Copy out every line of the listing in which "Texture" appears.

Segment Start: Source data

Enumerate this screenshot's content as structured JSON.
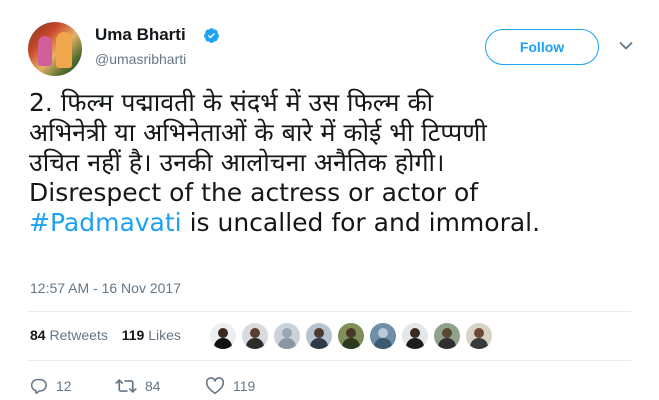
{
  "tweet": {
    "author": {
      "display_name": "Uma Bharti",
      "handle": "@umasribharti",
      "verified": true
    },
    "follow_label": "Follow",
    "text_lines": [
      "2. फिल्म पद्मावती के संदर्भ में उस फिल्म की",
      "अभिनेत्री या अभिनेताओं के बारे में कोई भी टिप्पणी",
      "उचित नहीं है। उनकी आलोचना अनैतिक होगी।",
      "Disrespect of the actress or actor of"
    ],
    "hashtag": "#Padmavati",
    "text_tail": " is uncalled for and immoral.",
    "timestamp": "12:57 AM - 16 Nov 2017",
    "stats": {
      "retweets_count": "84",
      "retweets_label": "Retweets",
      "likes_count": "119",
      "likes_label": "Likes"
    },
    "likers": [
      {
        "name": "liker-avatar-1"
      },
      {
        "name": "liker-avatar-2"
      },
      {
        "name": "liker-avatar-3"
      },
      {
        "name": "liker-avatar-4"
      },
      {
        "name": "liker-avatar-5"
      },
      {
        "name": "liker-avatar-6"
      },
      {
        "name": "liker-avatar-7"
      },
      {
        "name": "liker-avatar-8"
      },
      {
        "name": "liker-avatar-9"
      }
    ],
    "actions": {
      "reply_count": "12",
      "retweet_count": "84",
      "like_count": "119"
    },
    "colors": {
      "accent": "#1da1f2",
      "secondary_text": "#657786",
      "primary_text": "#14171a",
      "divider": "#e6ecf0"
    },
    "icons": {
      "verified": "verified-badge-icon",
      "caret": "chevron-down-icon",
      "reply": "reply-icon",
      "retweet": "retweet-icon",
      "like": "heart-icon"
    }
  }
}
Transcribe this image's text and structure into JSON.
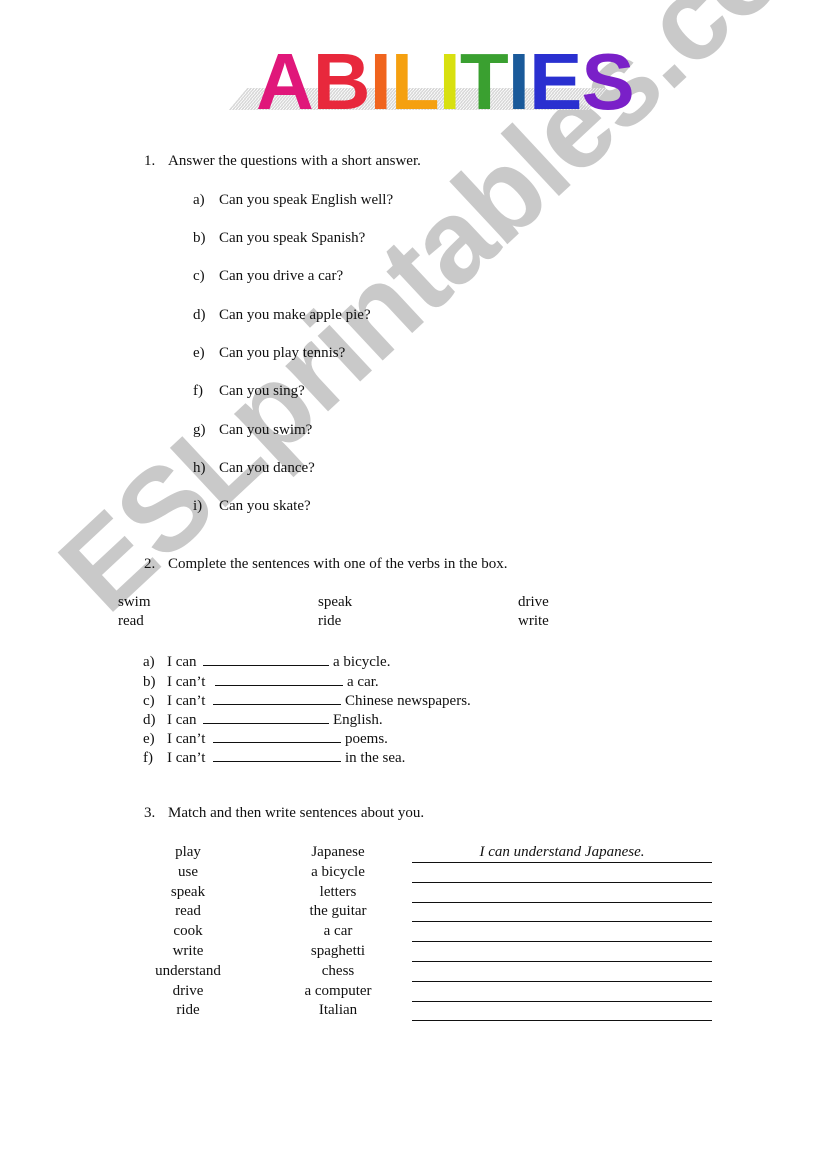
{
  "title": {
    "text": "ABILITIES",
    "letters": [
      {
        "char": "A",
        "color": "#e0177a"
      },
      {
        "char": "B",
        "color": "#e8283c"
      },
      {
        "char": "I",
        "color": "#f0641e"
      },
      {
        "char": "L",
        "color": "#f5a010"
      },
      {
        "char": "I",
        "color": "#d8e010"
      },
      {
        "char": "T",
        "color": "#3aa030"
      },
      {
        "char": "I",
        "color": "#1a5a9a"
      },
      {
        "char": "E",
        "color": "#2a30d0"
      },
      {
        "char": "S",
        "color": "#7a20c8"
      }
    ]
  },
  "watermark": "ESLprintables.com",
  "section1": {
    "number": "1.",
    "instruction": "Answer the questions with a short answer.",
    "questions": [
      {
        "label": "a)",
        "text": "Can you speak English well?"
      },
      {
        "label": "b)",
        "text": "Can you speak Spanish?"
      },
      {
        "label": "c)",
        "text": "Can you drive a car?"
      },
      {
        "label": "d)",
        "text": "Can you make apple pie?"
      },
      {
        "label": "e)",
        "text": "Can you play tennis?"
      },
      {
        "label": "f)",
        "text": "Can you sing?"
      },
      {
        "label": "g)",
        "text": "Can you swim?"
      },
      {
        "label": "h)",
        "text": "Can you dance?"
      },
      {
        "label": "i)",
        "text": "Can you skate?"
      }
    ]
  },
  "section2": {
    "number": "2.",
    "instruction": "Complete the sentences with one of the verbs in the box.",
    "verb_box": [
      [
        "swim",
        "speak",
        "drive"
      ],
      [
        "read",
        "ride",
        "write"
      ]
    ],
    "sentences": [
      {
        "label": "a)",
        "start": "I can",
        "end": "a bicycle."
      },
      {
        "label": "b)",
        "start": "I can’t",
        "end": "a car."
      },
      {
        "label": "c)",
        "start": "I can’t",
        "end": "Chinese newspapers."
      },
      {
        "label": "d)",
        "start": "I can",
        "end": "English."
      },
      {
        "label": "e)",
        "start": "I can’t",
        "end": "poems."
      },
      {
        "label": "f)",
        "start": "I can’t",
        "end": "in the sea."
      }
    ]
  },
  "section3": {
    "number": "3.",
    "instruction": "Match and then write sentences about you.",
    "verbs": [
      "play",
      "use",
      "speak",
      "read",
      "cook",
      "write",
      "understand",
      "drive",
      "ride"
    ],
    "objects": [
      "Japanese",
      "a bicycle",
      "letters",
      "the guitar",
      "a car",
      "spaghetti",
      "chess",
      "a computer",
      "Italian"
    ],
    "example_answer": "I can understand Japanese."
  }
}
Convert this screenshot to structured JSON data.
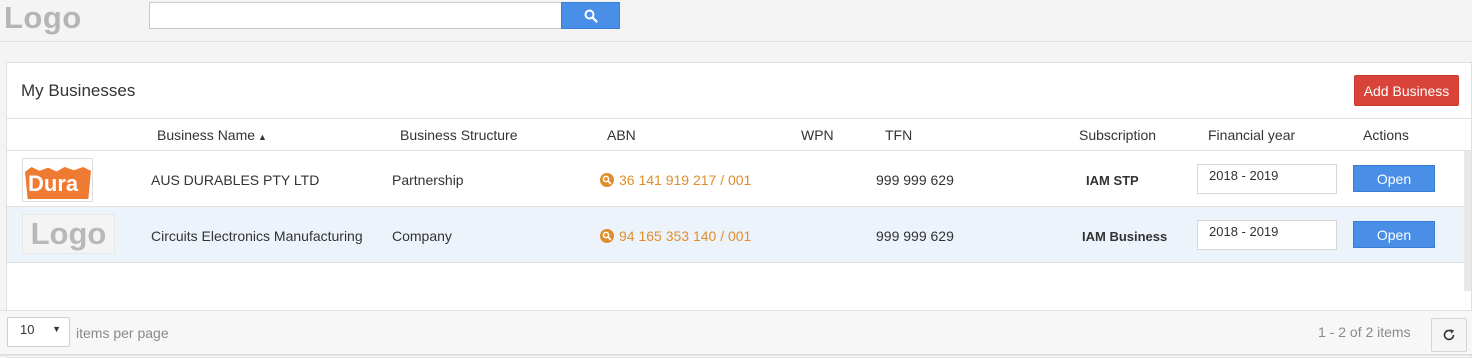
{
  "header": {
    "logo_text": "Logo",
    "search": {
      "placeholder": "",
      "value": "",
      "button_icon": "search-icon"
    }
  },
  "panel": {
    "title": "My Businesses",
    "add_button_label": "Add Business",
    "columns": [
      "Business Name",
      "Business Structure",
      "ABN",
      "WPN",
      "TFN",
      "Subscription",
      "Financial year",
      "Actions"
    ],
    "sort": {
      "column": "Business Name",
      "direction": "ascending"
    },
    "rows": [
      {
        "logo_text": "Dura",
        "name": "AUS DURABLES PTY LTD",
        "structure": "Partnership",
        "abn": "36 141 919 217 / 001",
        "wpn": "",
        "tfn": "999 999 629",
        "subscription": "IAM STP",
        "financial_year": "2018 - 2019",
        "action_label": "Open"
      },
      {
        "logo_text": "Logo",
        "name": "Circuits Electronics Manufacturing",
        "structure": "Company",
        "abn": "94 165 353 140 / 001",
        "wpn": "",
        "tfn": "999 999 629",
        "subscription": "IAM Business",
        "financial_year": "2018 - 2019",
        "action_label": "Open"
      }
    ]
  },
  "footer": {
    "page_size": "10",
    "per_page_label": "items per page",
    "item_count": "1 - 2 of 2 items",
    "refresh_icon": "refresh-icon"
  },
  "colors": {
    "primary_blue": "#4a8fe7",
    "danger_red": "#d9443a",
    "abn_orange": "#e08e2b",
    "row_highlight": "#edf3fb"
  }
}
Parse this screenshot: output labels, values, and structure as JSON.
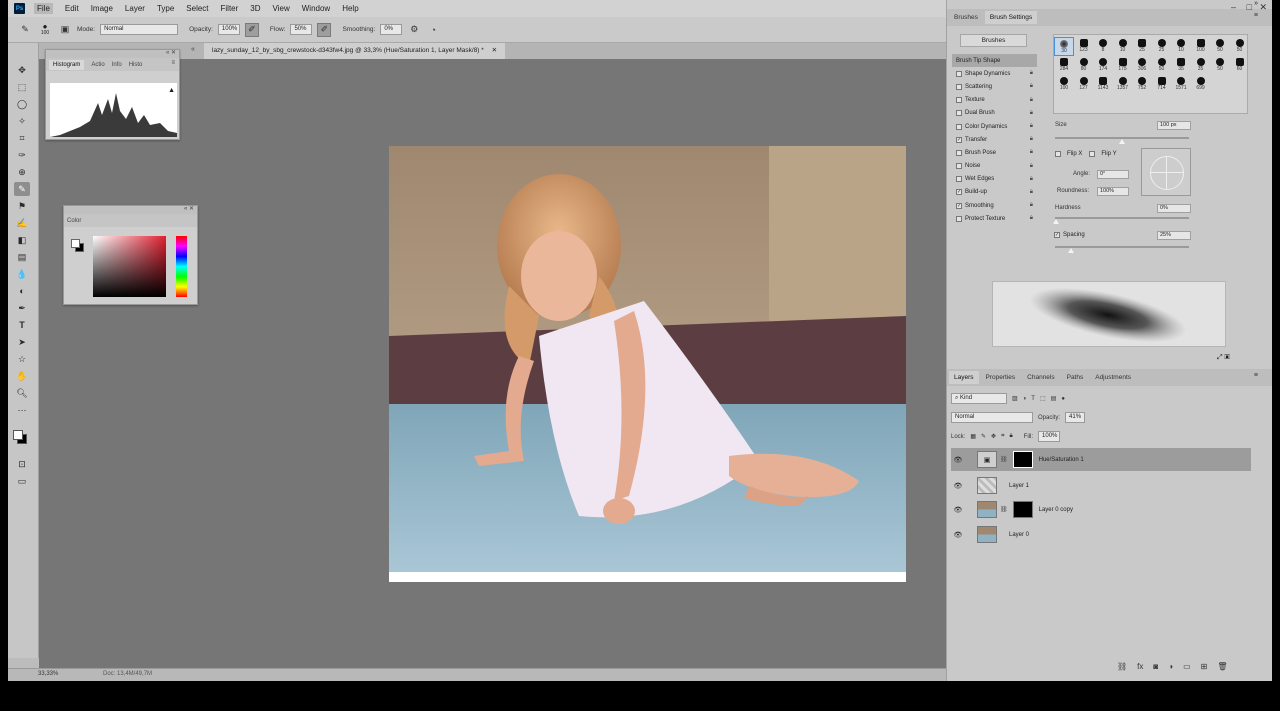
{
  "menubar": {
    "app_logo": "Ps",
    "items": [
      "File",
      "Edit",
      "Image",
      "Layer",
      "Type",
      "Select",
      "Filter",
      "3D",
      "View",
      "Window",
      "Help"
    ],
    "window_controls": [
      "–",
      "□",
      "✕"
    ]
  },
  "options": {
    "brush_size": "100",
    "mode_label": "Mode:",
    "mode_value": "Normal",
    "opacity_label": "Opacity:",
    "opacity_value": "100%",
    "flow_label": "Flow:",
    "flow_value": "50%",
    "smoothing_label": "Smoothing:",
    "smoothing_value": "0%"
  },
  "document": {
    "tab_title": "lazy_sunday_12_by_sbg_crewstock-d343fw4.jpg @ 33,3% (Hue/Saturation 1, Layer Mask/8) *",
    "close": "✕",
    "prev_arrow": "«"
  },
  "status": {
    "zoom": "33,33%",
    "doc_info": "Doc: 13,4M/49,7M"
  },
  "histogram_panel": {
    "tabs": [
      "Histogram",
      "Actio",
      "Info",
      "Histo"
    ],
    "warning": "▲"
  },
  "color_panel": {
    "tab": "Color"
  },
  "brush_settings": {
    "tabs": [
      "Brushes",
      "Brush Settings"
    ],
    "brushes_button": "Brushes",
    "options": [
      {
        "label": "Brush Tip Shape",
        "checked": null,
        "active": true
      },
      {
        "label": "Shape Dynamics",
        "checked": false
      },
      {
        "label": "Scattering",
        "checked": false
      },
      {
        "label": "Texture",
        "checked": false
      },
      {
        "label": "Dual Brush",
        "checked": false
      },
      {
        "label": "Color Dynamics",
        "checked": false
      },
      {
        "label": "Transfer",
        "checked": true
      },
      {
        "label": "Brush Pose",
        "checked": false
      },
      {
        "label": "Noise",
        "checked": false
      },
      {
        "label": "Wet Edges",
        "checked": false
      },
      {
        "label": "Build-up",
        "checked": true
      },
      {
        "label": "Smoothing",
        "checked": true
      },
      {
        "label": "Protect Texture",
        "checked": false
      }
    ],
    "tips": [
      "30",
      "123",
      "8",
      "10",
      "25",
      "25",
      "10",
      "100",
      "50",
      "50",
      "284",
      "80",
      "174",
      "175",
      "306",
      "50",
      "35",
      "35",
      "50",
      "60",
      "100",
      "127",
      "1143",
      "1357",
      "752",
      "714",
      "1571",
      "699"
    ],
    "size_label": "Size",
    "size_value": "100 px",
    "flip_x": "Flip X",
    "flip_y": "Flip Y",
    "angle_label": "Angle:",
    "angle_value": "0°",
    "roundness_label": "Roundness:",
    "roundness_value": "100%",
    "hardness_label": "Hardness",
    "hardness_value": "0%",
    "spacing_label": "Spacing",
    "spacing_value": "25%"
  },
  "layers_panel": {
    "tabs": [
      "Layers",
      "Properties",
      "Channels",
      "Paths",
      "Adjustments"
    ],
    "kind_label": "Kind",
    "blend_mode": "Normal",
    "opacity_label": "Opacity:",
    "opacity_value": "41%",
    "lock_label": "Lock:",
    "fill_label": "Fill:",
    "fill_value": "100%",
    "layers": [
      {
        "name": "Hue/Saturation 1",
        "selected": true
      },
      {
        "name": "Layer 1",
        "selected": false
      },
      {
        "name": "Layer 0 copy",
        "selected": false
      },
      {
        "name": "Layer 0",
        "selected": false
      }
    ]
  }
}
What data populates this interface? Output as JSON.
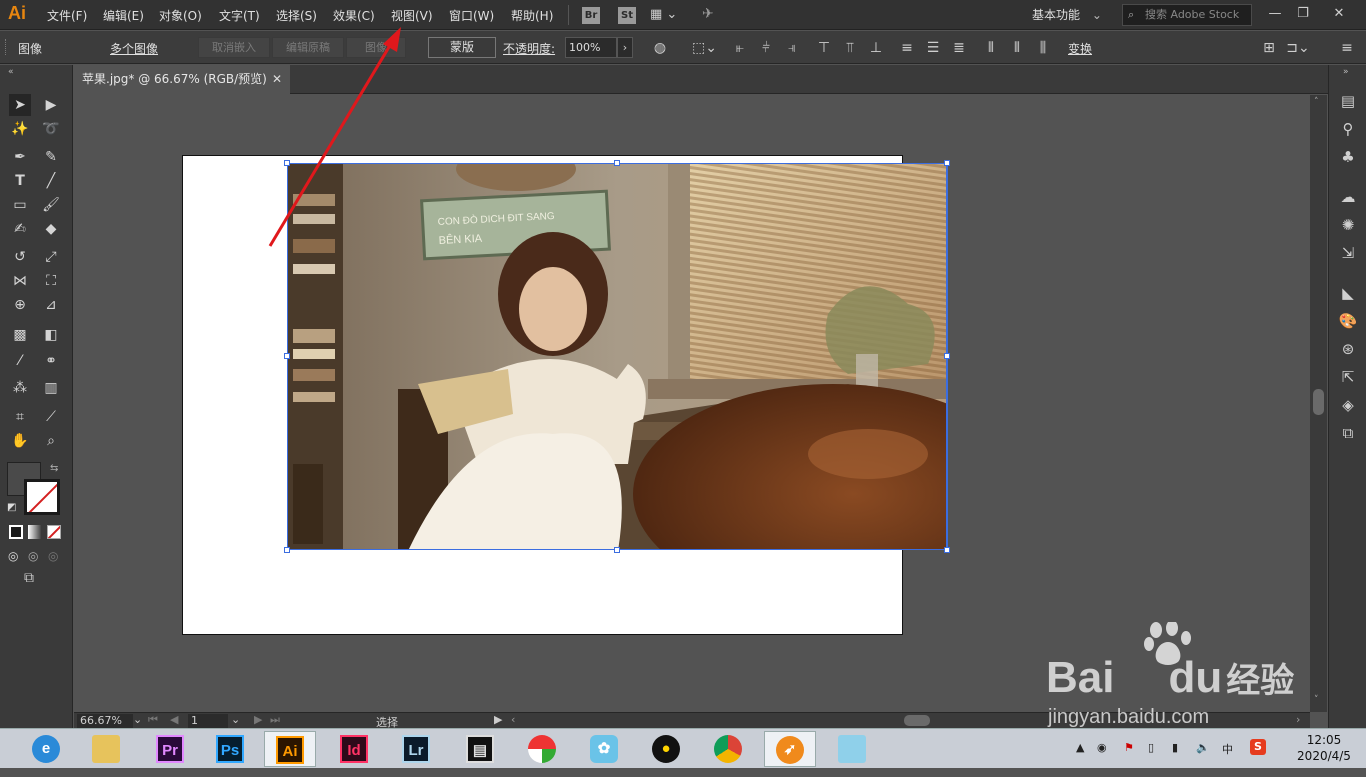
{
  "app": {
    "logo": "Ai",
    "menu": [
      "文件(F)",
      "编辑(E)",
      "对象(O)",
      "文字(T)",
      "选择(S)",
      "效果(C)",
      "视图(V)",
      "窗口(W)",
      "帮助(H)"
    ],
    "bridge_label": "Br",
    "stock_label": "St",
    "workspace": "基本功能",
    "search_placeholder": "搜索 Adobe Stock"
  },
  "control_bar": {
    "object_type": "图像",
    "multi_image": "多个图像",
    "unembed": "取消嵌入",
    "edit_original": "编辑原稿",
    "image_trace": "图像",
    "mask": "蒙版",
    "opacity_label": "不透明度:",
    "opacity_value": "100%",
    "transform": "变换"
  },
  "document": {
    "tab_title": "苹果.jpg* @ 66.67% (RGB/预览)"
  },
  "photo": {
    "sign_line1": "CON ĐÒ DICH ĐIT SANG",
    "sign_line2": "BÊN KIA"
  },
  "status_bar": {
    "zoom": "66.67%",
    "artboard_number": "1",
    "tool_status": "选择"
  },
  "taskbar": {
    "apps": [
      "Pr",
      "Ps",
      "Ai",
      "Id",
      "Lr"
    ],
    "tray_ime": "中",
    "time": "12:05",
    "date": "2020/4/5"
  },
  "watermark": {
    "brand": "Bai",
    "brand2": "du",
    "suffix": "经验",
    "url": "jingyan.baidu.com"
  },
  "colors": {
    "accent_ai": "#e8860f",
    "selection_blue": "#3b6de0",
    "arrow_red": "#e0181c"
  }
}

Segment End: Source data

● Output for this exercise
        "label": "Texture",
        "label": "Protect Texture",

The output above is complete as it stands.